The youth program has really helped our men’s success because it’s provided us consistently with talent, home grown talent, not talent that moved here, not talent that learned the game elsewhere, home grown talent. They’ve learned the game from our own men’s team players. There’s been a lot of consistency, our youth players come up to the men’s team and now their old youth coach is their teammate, or a manager on the team, or or or. There’s just a tremendous amount of consistency and familiarity.

What is the biggest challenge for you as a coach and your team?

The biggest challenge for me as the coach of the Warriors is pretty simple: The Hinrunde. It is the worst. In Hamburg, the expectation for every year is “win two.“ That’s win two games at playoffs, win two games at the DM. Win two. The whole season really boils down to a few weeks in May and June. Coaching in the Rückrunde is easy. The Hinrunde, not so much. Keeping our guys excited and focused on that is tough, especially September through November. Hamburg in autumn is different from Hamburg in spring. The rain is much colder, but also our training is different. I try to run the Hinrunde like fallball in the NCAA. It’s not quite so serious, it’s more individual teaching and development. Anything goes, bounce passes, behind the backs, over the head checks. It’s joga bonito, play beautiful, have fun, take risks, push your limits. We also try to find friendlies like traveling to Manchester or Prague that adds value to the season for us, so our guys can get away from the BLNO and see some different faces on the playing field.
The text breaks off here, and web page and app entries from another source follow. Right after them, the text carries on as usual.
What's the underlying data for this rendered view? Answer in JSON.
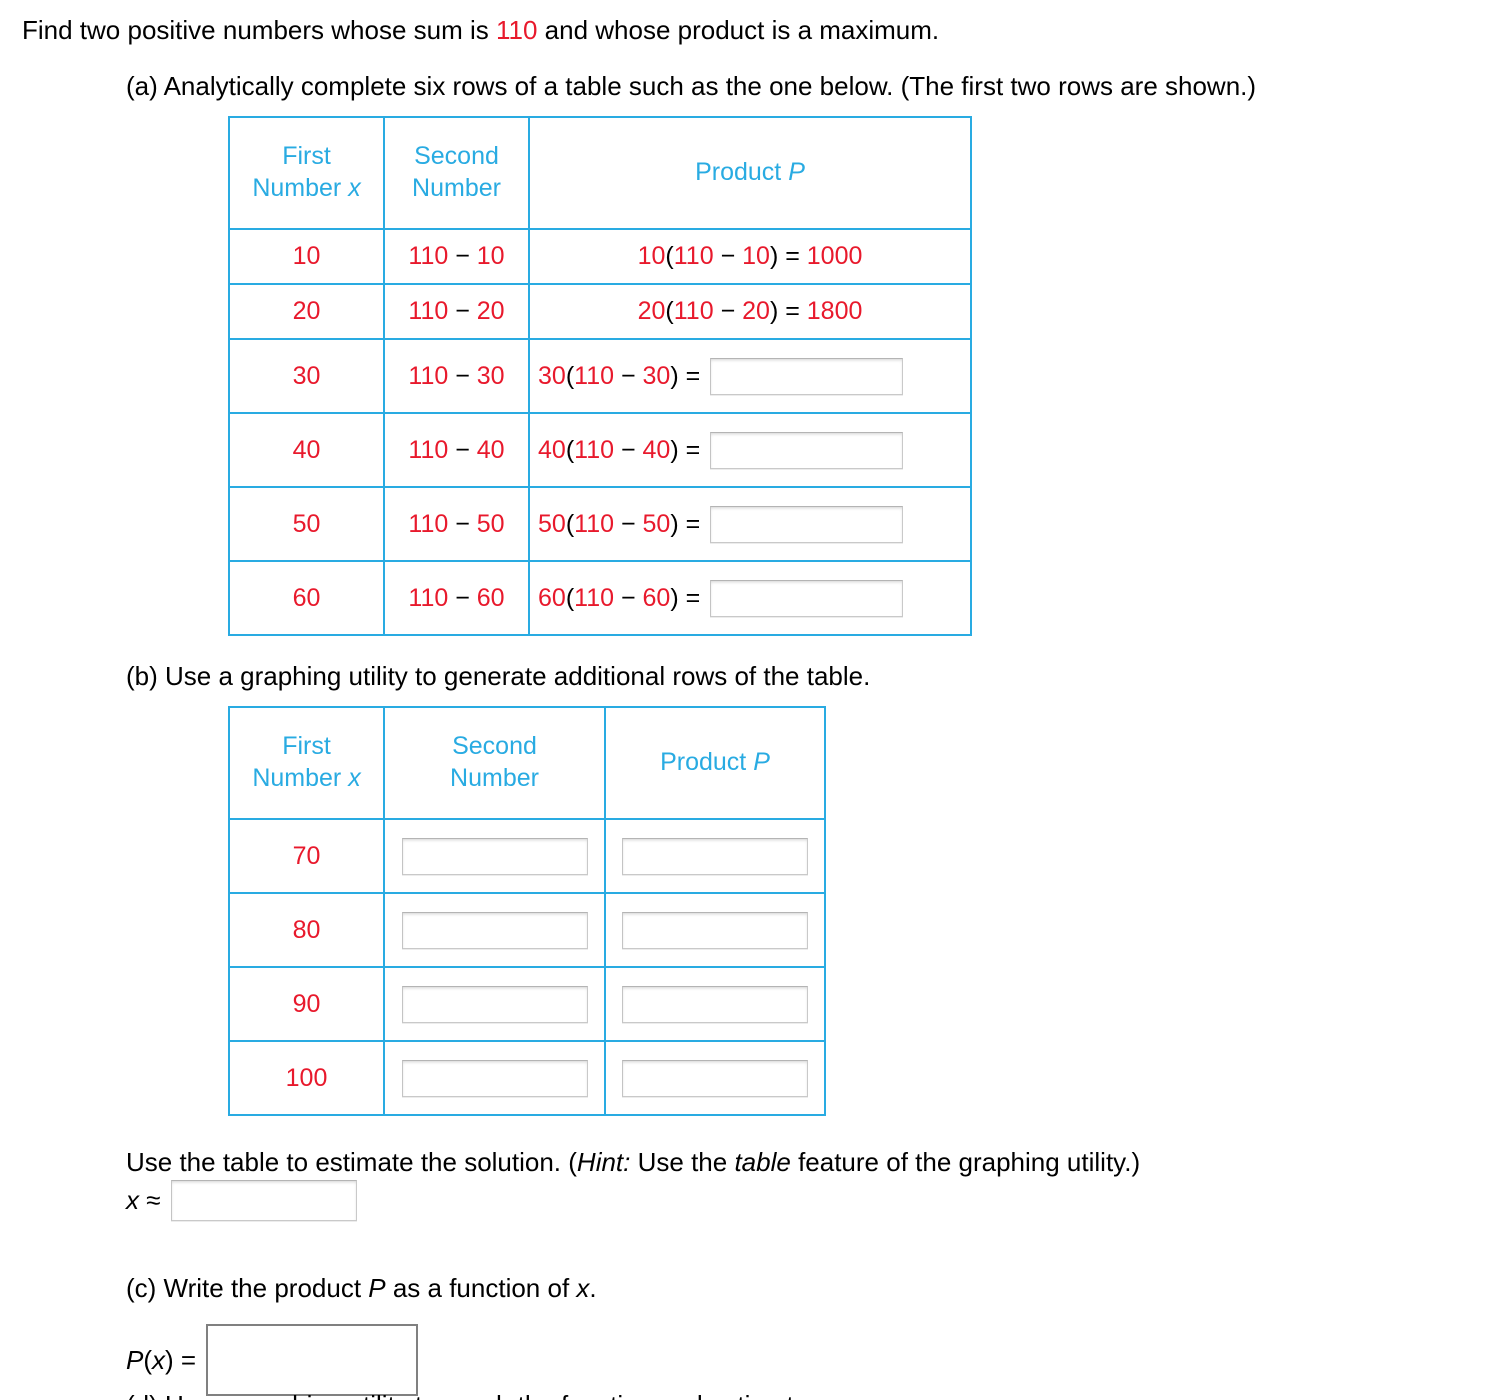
{
  "prompt": {
    "before": "Find two positive numbers whose sum is ",
    "sum_value": "110",
    "after": " and whose product is a maximum."
  },
  "parts": {
    "a_label": "(a) Analytically complete six rows of a table such as the one below. (The first two rows are shown.)",
    "b_label": "(b) Use a graphing utility to generate additional rows of the table.",
    "c_label_pre": "(c) Write the product ",
    "c_label_P": "P",
    "c_label_mid": " as a function of ",
    "c_label_x": "x",
    "c_label_end": "."
  },
  "estimate": {
    "text_pre": "Use the table to estimate the solution. (",
    "hint_word": "Hint:",
    "text_mid": " Use the ",
    "table_word": "table",
    "text_end": " feature of the graphing utility.)",
    "x_label_var": "x",
    "x_label_op": " ≈",
    "x_input_value": ""
  },
  "px": {
    "label_P": "P",
    "label_paren_open": "(",
    "label_x": "x",
    "label_paren_close": ")",
    "label_equals": " =",
    "input_value": ""
  },
  "table_a": {
    "headers": {
      "col1_line1": "First",
      "col1_line2": "Number ",
      "col1_var": "x",
      "col2_line1": "Second",
      "col2_line2": "Number",
      "col3_text": "Product ",
      "col3_var": "P"
    },
    "rows": [
      {
        "first": "10",
        "second_lead": "110 ",
        "second_op": "−",
        "second_tail": " 10",
        "product_lead": "10",
        "product_open": "(",
        "product_inner_a": "110 ",
        "product_inner_op": "−",
        "product_inner_b": " 10",
        "product_close": ")",
        "product_eq": " = ",
        "product_value": "1000",
        "has_input": false
      },
      {
        "first": "20",
        "second_lead": "110 ",
        "second_op": "−",
        "second_tail": " 20",
        "product_lead": "20",
        "product_open": "(",
        "product_inner_a": "110 ",
        "product_inner_op": "−",
        "product_inner_b": " 20",
        "product_close": ")",
        "product_eq": " = ",
        "product_value": "1800",
        "has_input": false
      },
      {
        "first": "30",
        "second_lead": "110 ",
        "second_op": "−",
        "second_tail": " 30",
        "product_lead": "30",
        "product_open": "(",
        "product_inner_a": "110 ",
        "product_inner_op": "−",
        "product_inner_b": " 30",
        "product_close": ")",
        "product_eq": " =",
        "product_value": "",
        "has_input": true
      },
      {
        "first": "40",
        "second_lead": "110 ",
        "second_op": "−",
        "second_tail": " 40",
        "product_lead": "40",
        "product_open": "(",
        "product_inner_a": "110 ",
        "product_inner_op": "−",
        "product_inner_b": " 40",
        "product_close": ")",
        "product_eq": " =",
        "product_value": "",
        "has_input": true
      },
      {
        "first": "50",
        "second_lead": "110 ",
        "second_op": "−",
        "second_tail": " 50",
        "product_lead": "50",
        "product_open": "(",
        "product_inner_a": "110 ",
        "product_inner_op": "−",
        "product_inner_b": " 50",
        "product_close": ")",
        "product_eq": " =",
        "product_value": "",
        "has_input": true
      },
      {
        "first": "60",
        "second_lead": "110 ",
        "second_op": "−",
        "second_tail": " 60",
        "product_lead": "60",
        "product_open": "(",
        "product_inner_a": "110 ",
        "product_inner_op": "−",
        "product_inner_b": " 60",
        "product_close": ")",
        "product_eq": " =",
        "product_value": "",
        "has_input": true
      }
    ]
  },
  "table_b": {
    "headers": {
      "col1_line1": "First",
      "col1_line2": "Number ",
      "col1_var": "x",
      "col2_line1": "Second",
      "col2_line2": "Number",
      "col3_text": "Product ",
      "col3_var": "P"
    },
    "rows": [
      {
        "first": "70",
        "second_value": "",
        "product_value": ""
      },
      {
        "first": "80",
        "second_value": "",
        "product_value": ""
      },
      {
        "first": "90",
        "second_value": "",
        "product_value": ""
      },
      {
        "first": "100",
        "second_value": "",
        "product_value": ""
      }
    ]
  },
  "bottom_cutoff": "(d) Use a graphing utility to graph the function and estimate",
  "colors": {
    "table_border": "#29abe2",
    "header_text": "#29abe2",
    "value_text": "#e8192c",
    "body_text": "#000000"
  }
}
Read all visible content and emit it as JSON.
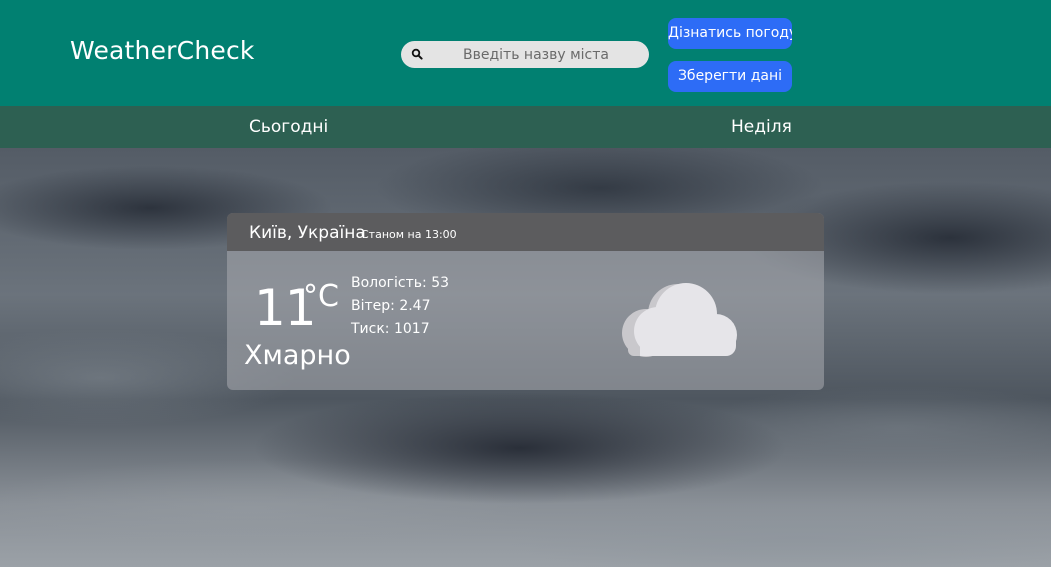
{
  "header": {
    "logo": "WeatherCheck",
    "search_placeholder": "Введіть назву міста",
    "get_weather_label": "Дізнатись погоду",
    "save_label": "Зберегти дані",
    "colors": {
      "bar": "#018071",
      "button": "#2d6cf6"
    }
  },
  "nav": {
    "tabs": [
      {
        "label": "Сьогодні"
      },
      {
        "label": "Неділя"
      }
    ],
    "color": "#2d6052"
  },
  "card": {
    "city": "Київ, Україна",
    "as_of": "Станом на 13:00",
    "temperature": "11",
    "unit": "°C",
    "description": "Хмарно",
    "humidity": "Вологість: 53",
    "wind": "Вітер: 2.47",
    "pressure": "Тиск: 1017",
    "icon": "cloud-icon"
  }
}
You have been coaching the u19 National Men’s Lacrosse Team for three generations now. What convinced you to take the position as a head coach? Furthermore, what are the differences between coaching a u19 National Team and club team?

The only hard part about the u19 decision was recognizing how much time it would take me away from my wife, once she ok’d that and supported it, it was simple, I’d get to work with kids who want to excel at lacrosse and I’d get to do it with a manager in Jakob Albrecht and a coaching staff of Marek Beck, Max Bieber and Kilian Bombosch, all of whom I trust completely. Every national team represents the highest level of participation/competition that there is for the players. The German u19 program provides the players the opportunity to work hard at something they love, compete against each other to become better and show everyone the improvements they’ve made, and ultimately, when we travel to the WM or EM, to celebrate their hardwork and achievement by playing their game against young men from across the world with similar stories. It’s pretty great, and I love that I get to be a part of this program.
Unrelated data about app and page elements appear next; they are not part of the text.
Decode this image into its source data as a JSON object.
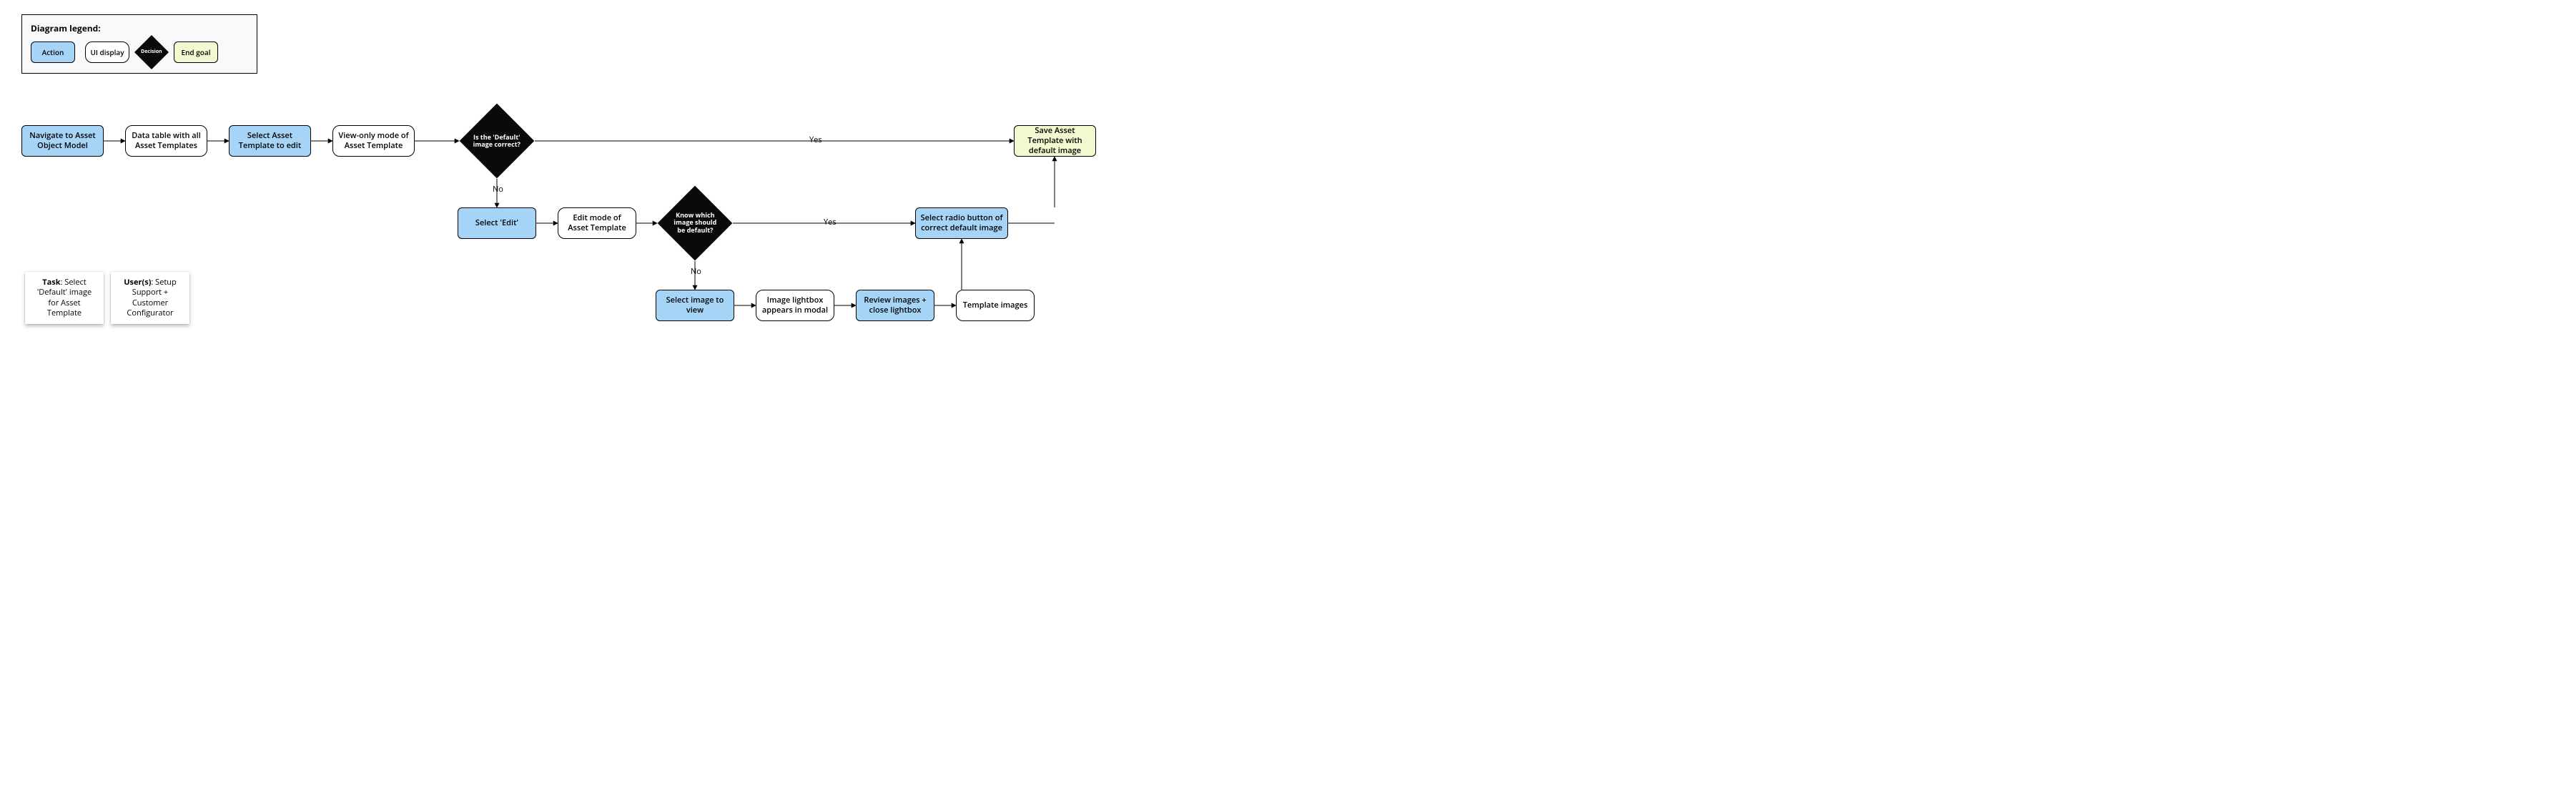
{
  "legend": {
    "title": "Diagram legend:",
    "action": "Action",
    "display": "UI display",
    "decision": "Decision",
    "endgoal": "End goal"
  },
  "nodes": {
    "nav": "Navigate to Asset Object Model",
    "datatable": "Data table with all Asset Templates",
    "selectEdit": "Select Asset Template to edit",
    "viewOnly": "View-only mode of Asset Template",
    "decDefault": "Is the 'Default' image correct?",
    "save": "Save Asset Template with default image",
    "selectEditBtn": "Select 'Edit'",
    "editMode": "Edit mode of Asset Template",
    "decKnow": "Know which image should be default?",
    "selectRadio": "Select radio button of correct default image",
    "selectImg": "Select image to view",
    "lightbox": "Image lightbox appears in modal",
    "review": "Review images + close lightbox",
    "tmplImages": "Template images"
  },
  "edgeLabels": {
    "yes1": "Yes",
    "no1": "No",
    "yes2": "Yes",
    "no2": "No"
  },
  "notes": {
    "task": {
      "label": "Task",
      "text": ": Select 'Default' image for Asset Template"
    },
    "users": {
      "label": "User(s)",
      "text": ": Setup Support + Customer Configurator"
    }
  }
}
The difference between club and the national team is pretty simple: anyone can play club. When you play national team, you get to travel the world, you get to play at the highest level that most of us will ever play. That’s pretty awesome, in exchange for that, the expectations are especially high, the commitment on and off the field is especially high. As far as the actual coaching goes, with the u19 nationals we try to make the game as simple as possible. For us that means, play fast, that means RUN. Everything is a fastbreak if you believe hard enough. At a WM, you play 8 games in 8 days sometimes. That doesn’t lend itself well to a highly complicated, gameplan oriented approach to each game. We develop our identity from the start: everything is a break. Our offense and defense are designed around simplicity so that after Day 4 of games and everyone is exhausted, they can still execute what they’ve learned.

What is your favourite part about Germany?
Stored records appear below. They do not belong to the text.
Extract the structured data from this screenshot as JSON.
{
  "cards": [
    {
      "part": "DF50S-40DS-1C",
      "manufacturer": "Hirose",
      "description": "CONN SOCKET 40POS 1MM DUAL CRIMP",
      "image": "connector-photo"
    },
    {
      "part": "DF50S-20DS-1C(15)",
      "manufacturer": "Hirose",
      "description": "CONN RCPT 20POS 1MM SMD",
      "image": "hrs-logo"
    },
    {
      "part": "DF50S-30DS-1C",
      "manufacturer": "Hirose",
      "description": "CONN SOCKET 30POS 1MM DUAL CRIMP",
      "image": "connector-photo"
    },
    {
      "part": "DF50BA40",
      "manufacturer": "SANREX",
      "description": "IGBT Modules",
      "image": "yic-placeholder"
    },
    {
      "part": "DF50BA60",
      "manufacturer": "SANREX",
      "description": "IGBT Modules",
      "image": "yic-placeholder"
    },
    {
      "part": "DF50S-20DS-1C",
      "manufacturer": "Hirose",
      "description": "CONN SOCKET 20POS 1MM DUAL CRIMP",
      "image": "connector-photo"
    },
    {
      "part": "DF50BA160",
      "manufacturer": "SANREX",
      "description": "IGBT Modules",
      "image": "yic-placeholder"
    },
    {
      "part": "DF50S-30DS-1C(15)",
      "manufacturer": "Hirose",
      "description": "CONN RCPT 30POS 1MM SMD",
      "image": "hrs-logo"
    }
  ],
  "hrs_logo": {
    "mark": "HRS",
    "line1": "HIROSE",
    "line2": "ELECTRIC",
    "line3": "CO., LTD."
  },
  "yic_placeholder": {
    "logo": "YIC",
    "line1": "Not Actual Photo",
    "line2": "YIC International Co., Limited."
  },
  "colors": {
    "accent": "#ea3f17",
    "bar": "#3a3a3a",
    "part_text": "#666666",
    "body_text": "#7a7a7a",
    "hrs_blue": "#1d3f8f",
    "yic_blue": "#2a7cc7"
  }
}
Favorite part about Germany: Good people. Good beer. Good beer with good people. I think that’s it. I tell you what’s not my favorite, Currywurst. Eight years here and I still think that stuff is terrible.

Thank you, Pete! And good luck for this season!